20 Pages

After the war ends: violence and viability of post- Soviet unrecognized states
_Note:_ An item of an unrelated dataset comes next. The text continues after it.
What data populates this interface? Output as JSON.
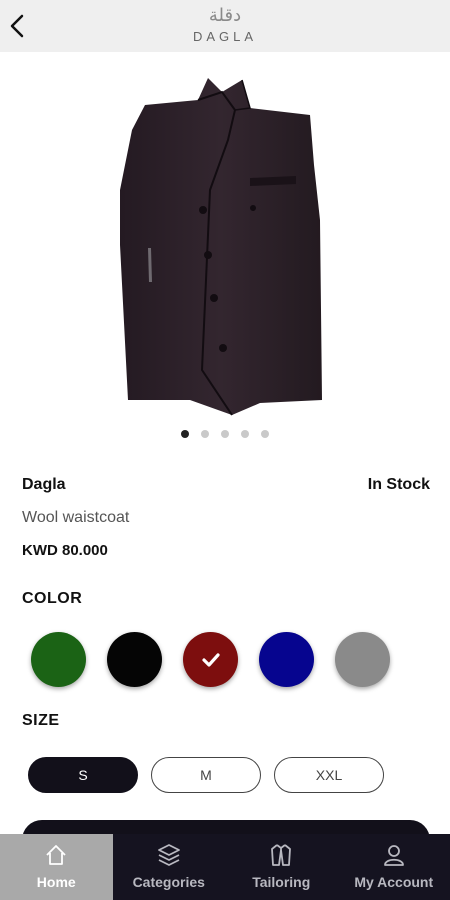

The most common types of conflict in the world today are conflicts within, rather than between, states, often between central governments and ethnic groups in pursuit of greater autonomy or independence – self-determination, or separatist, conflicts (Marshall and Gurr 2005). This chapter focuses on the aftermath of such struggles. While much research has addressed why violent selfdetermination struggles emerge (see, for example, Gurr 2000; Hechter 2000; Horowitz 1981; Hale 2008; Toft 2003), we know less about the conditions that bring about peace and stability after the fighting officially ends. Indeed, in many cases, the post-war era is far from peaceful. Peace settlements are assumed to bring an end to the war, but they are, in some cases, followed by high levels of criminal violence and civilian victimization and, in other cases, they are followed by political violence among former enemies – even among former allies (see, for example, Keen 2001; Zinecker 2006; Boyle 2009; Atlas and Licklider 1999). Why? The consequences of continued violence in states that have just emerged from an armed conflict can be dire. In the worst case, continued violence can lead to a recurrence of the war or even state failure, which has destabilizing effects both regionally and internationally (see, for example, Collier et al. 2003; Rotberg 2004). Short of that, continued violence has grave effects for the well-being of the population, as well as the capacity of the post-war society to recover from the war. While a growing body of research has examined features of postconflict societies (see, for example, Tishkov 2004; Suhrke 2007; Bakke et al. 2009; O’Loughlin and Toal 2009), there is a need for both theoretical and systematic empirical investigation of the dynamics that foster stability and peace following war. The issue at stake is not only the recurrence of civil war between former enemies, but also low-level violence among both former enemies and allies.1